She would eventually move on to become the Chief Executive of Lifewise, and the mission to challenge some of the systemic issues she had witnessed, particularly for Māori, would begin. Partnerships, a recurring theme, are painted as crucial in Haehaetu’s vision. Partnerships with iwi trusts, business organisations, and government bodies define Lifewise’s approach, emphasising transparent relationships and mutual accountability. It’s a departure from the conventional provider-funder relationship, a paradigm shift that she actively champions.

“That’s how we should be working with our government as a partnership, not as the provider where they’re the funder. That’s where it all goes wrong.”

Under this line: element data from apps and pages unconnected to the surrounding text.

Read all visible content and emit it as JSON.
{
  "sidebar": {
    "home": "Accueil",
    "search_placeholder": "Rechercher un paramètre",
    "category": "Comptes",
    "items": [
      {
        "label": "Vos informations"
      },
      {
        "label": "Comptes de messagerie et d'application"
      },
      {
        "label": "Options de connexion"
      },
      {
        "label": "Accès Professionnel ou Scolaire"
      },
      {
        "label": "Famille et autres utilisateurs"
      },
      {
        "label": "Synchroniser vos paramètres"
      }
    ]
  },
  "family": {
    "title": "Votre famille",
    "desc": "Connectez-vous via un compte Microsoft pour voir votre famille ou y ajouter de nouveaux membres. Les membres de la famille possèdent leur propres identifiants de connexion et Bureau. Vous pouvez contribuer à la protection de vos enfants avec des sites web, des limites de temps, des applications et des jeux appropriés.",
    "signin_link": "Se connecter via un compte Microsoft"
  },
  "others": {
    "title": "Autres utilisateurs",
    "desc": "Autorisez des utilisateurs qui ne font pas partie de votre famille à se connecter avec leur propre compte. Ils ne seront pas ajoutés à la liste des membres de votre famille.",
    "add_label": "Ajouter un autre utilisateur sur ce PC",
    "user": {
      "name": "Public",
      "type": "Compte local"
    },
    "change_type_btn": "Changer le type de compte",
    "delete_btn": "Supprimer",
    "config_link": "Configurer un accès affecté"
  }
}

Her deep-rooted commitment is in holding government and local agencies to account. Lifewise, under her guidance, doesn’t just apply for contracts but considers them with a clear articulation of how they will deliver services tailored to the needs of the community. Looking ahead, Haehaetu envisions Lifewise as a unique provider that doesn’t solely depend on government funding. Her goal is for the organisation to be a fully informed, expert-led entity that works within communities as a partner rather than a provider.

“That’s how we should be working with our government as a partnership, not as the provider where they’re the funder. I want our preferred provider status of doing everything, cutting edge. Having more lived experience leading at decision-making levels and not just used for a quick pick-off that we’ve had a consult with.”

When asked what making it into the semi-finals for New Zealander of The Year meant to her, she reflected on a whakatau she’d attended.

“When I see or hear outcomes of people doing well, like a person who we supported through addiction years ago, come back, many years clean, to start as a support worker – it’s those things that ignite all the sacrifice and all those long hours into the work that’s really like an achievement.”

“My parents are proud; that’s big for me, my three kids, my two grandchildren, and my best friend Tepora. You know, those were the big things for me.”

“But for me, it's a privilege to be working across the teams that I've been able to lead and be amongst like-minded people who are in it for the cause and our history of who we are.”